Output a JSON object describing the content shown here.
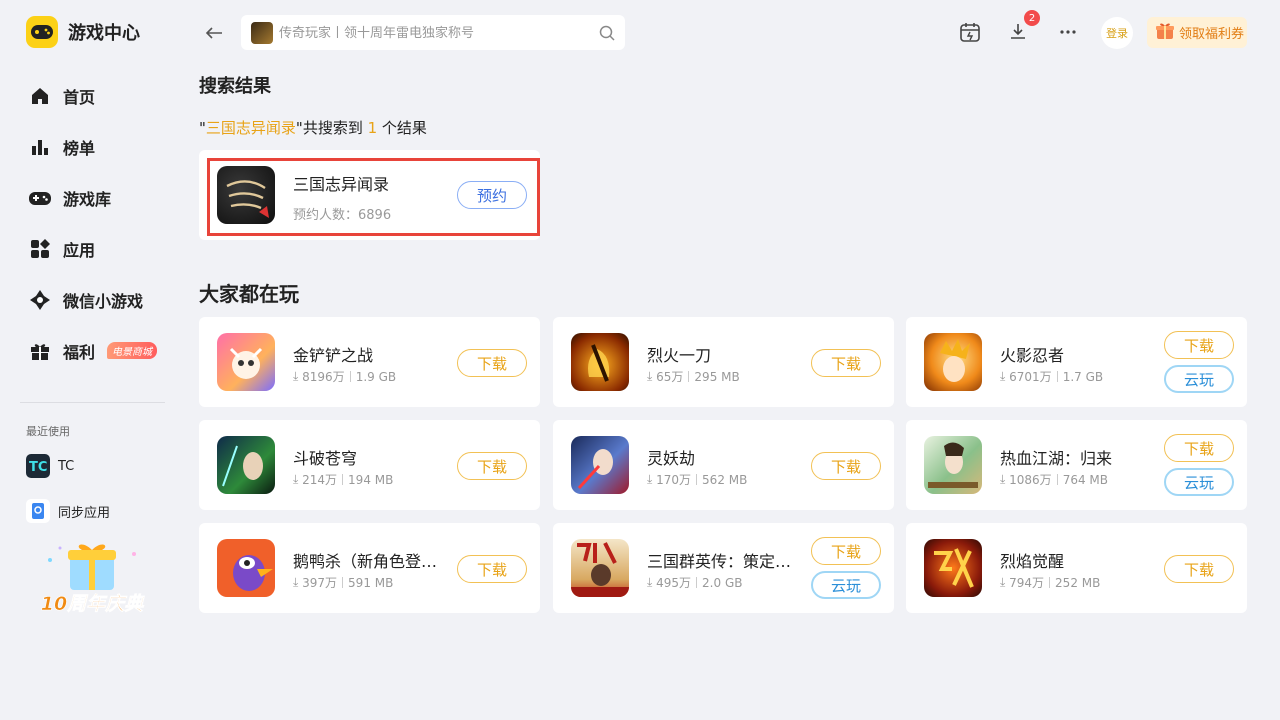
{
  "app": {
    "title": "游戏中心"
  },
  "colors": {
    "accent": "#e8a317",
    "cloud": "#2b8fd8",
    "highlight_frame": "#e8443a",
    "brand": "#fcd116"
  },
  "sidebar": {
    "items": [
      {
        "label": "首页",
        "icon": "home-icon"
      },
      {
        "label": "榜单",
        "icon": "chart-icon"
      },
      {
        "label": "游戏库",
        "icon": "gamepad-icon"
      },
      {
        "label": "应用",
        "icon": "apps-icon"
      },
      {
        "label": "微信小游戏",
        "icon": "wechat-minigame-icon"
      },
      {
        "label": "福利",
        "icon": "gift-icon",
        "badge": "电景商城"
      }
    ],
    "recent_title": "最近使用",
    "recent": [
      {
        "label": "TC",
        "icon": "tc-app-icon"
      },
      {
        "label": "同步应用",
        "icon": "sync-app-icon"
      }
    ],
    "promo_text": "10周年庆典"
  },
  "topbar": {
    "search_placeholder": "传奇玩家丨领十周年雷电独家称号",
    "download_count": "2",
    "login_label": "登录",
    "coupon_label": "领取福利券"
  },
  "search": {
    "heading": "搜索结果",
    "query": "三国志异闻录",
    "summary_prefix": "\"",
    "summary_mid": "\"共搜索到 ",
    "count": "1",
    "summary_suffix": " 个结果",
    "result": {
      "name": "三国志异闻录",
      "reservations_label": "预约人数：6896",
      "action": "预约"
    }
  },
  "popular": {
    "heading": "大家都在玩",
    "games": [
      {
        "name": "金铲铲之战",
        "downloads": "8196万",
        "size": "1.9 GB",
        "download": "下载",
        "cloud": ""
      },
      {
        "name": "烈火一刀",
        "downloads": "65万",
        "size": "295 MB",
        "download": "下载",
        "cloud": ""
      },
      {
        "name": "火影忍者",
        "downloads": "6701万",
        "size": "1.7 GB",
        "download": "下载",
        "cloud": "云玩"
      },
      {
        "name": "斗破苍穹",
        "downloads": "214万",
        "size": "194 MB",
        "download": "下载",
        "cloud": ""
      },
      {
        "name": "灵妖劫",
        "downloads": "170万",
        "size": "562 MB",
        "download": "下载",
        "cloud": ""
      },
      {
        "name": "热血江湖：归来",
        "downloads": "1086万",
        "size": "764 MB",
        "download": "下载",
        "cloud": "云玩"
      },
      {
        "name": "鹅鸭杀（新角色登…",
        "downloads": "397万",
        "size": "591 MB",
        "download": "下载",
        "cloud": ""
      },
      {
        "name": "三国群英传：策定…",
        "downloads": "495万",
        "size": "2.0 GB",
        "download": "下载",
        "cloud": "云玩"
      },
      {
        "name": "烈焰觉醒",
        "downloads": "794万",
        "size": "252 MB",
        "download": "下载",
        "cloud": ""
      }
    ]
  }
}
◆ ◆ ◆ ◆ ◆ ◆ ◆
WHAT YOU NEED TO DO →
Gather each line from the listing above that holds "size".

YOUR SOLUTION →
        "size": "1.9 GB",
        "size": "295 MB",
        "size": "1.7 GB",
        "size": "194 MB",
        "size": "562 MB",
        "size": "764 MB",
        "size": "591 MB",
        "size": "2.0 GB",
        "size": "252 MB",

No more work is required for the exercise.